### Problem to solve
If a line of the data below contains the string "this", count it, then state the total alone.

### Items from an interface collection
★ ★ ★ ★ ★ ★ ★
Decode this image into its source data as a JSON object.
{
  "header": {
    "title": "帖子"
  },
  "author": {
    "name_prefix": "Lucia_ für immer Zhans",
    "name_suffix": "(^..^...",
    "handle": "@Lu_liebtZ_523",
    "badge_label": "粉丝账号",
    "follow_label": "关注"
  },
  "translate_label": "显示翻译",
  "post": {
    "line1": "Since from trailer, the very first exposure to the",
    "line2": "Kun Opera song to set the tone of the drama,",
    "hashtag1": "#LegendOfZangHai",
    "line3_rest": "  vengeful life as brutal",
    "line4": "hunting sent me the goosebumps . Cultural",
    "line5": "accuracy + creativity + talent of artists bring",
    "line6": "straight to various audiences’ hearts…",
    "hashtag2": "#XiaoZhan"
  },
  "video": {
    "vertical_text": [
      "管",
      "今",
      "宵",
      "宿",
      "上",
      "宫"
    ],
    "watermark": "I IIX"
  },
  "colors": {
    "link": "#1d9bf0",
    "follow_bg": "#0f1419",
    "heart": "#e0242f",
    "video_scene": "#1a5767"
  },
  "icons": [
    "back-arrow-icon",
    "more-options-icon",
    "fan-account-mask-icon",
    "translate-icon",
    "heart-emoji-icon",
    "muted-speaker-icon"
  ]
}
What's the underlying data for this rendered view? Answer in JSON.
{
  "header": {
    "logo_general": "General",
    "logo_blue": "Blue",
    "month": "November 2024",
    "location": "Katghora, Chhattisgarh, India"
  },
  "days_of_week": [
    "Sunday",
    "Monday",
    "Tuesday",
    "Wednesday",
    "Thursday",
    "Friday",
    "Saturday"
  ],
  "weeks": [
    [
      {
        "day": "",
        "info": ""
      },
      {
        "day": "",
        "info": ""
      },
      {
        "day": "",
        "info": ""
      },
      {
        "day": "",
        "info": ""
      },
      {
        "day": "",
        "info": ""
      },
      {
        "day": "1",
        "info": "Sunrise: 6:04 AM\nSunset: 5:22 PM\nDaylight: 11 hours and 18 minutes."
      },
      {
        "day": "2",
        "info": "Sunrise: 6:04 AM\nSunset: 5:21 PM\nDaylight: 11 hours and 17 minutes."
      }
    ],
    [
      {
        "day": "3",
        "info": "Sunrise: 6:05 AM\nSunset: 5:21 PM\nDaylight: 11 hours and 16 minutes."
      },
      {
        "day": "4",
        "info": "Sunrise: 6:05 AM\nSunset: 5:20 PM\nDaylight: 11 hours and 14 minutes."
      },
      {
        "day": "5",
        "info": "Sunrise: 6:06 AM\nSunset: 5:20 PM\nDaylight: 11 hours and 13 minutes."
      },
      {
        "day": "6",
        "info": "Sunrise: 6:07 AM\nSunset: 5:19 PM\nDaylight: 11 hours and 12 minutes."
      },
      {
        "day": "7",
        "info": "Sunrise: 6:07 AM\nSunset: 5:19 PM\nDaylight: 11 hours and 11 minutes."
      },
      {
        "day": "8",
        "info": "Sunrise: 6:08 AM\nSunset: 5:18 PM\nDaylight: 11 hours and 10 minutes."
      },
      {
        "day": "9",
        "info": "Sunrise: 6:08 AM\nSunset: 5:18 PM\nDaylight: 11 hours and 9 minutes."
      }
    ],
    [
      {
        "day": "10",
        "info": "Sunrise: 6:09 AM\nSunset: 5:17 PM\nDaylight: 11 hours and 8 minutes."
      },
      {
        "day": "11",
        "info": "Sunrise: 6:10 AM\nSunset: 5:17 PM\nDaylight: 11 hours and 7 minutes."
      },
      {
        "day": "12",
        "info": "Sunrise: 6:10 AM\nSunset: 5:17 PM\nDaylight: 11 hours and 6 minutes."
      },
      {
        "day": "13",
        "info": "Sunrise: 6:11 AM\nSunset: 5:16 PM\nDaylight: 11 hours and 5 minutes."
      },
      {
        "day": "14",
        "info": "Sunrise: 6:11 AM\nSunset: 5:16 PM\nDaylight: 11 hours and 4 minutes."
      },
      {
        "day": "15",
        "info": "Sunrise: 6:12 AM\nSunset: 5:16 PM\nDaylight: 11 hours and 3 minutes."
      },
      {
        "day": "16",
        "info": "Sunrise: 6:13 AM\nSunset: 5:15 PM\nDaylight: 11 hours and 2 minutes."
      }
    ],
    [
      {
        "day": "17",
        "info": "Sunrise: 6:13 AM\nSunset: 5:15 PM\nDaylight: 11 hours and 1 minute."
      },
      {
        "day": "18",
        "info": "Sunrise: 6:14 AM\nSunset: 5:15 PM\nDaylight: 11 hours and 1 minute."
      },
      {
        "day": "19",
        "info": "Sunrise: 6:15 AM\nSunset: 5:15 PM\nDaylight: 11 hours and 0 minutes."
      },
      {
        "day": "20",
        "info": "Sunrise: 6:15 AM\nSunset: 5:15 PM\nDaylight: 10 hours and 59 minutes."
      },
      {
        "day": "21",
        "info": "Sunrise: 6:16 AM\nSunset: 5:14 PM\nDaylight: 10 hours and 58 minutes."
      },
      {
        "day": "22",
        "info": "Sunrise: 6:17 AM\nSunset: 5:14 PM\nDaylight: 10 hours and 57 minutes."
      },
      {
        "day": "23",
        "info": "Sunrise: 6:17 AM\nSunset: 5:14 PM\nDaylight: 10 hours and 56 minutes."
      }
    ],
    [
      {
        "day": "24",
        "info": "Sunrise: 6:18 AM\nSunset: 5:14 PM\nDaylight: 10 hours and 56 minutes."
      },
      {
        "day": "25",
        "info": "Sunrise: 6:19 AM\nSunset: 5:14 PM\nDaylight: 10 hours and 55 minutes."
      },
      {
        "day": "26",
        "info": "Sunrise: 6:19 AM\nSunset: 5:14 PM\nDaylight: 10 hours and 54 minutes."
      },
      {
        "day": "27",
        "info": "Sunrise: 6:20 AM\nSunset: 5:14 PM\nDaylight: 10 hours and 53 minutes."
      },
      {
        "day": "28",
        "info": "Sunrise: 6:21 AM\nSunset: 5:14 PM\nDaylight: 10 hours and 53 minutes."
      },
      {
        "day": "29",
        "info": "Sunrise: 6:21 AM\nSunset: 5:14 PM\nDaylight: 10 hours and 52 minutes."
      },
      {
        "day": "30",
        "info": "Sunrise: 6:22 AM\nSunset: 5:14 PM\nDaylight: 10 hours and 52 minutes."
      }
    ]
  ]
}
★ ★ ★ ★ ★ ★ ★
### Task response
2